## Exercise prompt:
Each line of the material below that holds the word "sublabel" needs to be copied.

## Supplied material:
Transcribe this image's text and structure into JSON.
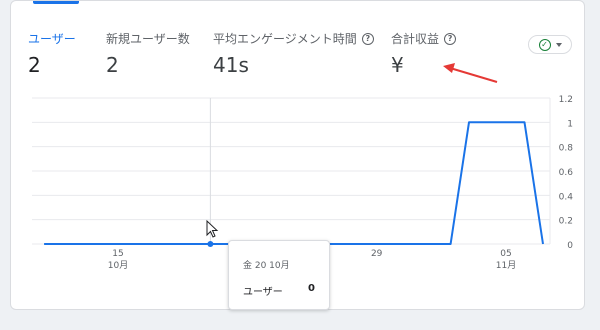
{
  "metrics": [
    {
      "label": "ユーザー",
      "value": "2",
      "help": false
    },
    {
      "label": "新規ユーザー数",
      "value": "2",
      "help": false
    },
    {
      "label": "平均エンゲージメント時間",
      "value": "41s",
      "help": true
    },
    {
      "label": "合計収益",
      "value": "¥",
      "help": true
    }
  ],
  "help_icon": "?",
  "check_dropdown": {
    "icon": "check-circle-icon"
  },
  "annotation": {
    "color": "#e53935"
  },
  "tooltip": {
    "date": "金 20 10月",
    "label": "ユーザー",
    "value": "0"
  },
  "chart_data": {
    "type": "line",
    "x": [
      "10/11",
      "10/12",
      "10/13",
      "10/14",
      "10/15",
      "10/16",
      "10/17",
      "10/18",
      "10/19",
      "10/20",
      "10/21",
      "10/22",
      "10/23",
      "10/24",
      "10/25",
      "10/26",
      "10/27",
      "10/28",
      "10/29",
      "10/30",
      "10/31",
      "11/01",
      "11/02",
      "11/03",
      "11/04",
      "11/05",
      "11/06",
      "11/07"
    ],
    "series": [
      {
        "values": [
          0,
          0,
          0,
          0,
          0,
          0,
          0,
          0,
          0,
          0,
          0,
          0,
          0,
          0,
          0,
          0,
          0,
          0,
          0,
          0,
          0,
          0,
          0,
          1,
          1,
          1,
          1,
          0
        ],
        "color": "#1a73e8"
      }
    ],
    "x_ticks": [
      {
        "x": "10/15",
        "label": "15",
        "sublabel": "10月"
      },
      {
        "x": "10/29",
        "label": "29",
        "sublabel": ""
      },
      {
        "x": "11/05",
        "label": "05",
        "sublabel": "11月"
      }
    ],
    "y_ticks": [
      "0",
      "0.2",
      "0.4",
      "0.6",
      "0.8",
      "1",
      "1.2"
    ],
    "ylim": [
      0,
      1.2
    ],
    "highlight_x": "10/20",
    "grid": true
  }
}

## Response box:
        "sublabel": "10月"
        "sublabel": ""
        "sublabel": "11月"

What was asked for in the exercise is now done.